An exact copy of all the entries below is what this task needs.
─── Source material ───
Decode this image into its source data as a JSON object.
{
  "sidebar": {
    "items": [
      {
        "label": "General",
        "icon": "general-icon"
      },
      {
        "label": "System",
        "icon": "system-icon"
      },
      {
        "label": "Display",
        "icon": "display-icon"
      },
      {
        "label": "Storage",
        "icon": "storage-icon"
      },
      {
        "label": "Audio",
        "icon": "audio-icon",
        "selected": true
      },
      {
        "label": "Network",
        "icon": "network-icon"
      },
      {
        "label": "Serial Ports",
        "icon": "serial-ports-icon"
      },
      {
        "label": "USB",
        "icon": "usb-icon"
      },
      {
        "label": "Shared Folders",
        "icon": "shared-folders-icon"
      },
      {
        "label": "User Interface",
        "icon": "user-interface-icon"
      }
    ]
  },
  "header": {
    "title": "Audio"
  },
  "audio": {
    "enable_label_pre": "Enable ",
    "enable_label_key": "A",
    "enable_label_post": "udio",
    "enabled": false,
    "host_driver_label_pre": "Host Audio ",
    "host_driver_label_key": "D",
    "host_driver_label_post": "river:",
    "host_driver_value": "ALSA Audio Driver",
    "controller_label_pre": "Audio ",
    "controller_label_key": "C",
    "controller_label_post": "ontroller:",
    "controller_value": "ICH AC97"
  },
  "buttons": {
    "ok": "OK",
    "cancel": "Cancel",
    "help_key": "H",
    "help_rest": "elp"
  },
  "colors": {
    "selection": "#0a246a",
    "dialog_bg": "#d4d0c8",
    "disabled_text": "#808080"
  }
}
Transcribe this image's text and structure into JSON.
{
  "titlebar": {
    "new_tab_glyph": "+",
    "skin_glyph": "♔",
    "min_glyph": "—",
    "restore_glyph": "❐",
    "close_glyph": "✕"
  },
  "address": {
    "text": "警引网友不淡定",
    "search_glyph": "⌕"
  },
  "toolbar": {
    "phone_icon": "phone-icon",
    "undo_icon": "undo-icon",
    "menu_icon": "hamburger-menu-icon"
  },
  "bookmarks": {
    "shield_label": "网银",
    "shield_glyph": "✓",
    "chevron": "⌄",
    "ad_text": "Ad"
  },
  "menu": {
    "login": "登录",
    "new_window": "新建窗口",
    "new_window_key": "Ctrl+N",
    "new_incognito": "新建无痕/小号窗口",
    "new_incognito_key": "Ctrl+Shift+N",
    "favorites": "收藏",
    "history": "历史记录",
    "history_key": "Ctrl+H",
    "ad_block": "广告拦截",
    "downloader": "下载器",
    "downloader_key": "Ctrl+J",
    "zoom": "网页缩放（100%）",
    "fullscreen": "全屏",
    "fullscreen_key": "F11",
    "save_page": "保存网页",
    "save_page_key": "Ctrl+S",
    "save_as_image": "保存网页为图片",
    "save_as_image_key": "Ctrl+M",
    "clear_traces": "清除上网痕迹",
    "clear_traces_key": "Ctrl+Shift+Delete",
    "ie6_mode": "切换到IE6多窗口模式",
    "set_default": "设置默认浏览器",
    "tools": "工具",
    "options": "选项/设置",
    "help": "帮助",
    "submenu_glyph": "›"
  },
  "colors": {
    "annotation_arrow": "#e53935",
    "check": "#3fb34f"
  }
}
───
• **Output of the exercise**:
Decode this image into its source data as a JSON object.
{
  "sidebar": {
    "items": [
      {
        "label": "General",
        "icon": "general-icon"
      },
      {
        "label": "System",
        "icon": "system-icon"
      },
      {
        "label": "Display",
        "icon": "display-icon"
      },
      {
        "label": "Storage",
        "icon": "storage-icon"
      },
      {
        "label": "Audio",
        "icon": "audio-icon",
        "selected": true
      },
      {
        "label": "Network",
        "icon": "network-icon"
      },
      {
        "label": "Serial Ports",
        "icon": "serial-ports-icon"
      },
      {
        "label": "USB",
        "icon": "usb-icon"
      },
      {
        "label": "Shared Folders",
        "icon": "shared-folders-icon"
      },
      {
        "label": "User Interface",
        "icon": "user-interface-icon"
      }
    ]
  },
  "header": {
    "title": "Audio"
  },
  "audio": {
    "enable_label_pre": "Enable ",
    "enable_label_key": "A",
    "enable_label_post": "udio",
    "enabled": false,
    "host_driver_label_pre": "Host Audio ",
    "host_driver_label_key": "D",
    "host_driver_label_post": "river:",
    "host_driver_value": "ALSA Audio Driver",
    "controller_label_pre": "Audio ",
    "controller_label_key": "C",
    "controller_label_post": "ontroller:",
    "controller_value": "ICH AC97"
  },
  "buttons": {
    "ok": "OK",
    "cancel": "Cancel",
    "help_key": "H",
    "help_rest": "elp"
  },
  "colors": {
    "selection": "#0a246a",
    "dialog_bg": "#d4d0c8",
    "disabled_text": "#808080"
  }
}
Transcribe this image's text and structure into JSON.
{
  "titlebar": {
    "new_tab_glyph": "+",
    "skin_glyph": "♔",
    "min_glyph": "—",
    "restore_glyph": "❐",
    "close_glyph": "✕"
  },
  "address": {
    "text": "警引网友不淡定",
    "search_glyph": "⌕"
  },
  "toolbar": {
    "phone_icon": "phone-icon",
    "undo_icon": "undo-icon",
    "menu_icon": "hamburger-menu-icon"
  },
  "bookmarks": {
    "shield_label": "网银",
    "shield_glyph": "✓",
    "chevron": "⌄",
    "ad_text": "Ad"
  },
  "menu": {
    "login": "登录",
    "new_window": "新建窗口",
    "new_window_key": "Ctrl+N",
    "new_incognito": "新建无痕/小号窗口",
    "new_incognito_key": "Ctrl+Shift+N",
    "favorites": "收藏",
    "history": "历史记录",
    "history_key": "Ctrl+H",
    "ad_block": "广告拦截",
    "downloader": "下载器",
    "downloader_key": "Ctrl+J",
    "zoom": "网页缩放（100%）",
    "fullscreen": "全屏",
    "fullscreen_key": "F11",
    "save_page": "保存网页",
    "save_page_key": "Ctrl+S",
    "save_as_image": "保存网页为图片",
    "save_as_image_key": "Ctrl+M",
    "clear_traces": "清除上网痕迹",
    "clear_traces_key": "Ctrl+Shift+Delete",
    "ie6_mode": "切换到IE6多窗口模式",
    "set_default": "设置默认浏览器",
    "tools": "工具",
    "options": "选项/设置",
    "help": "帮助",
    "submenu_glyph": "›"
  },
  "colors": {
    "annotation_arrow": "#e53935",
    "check": "#3fb34f"
  }
}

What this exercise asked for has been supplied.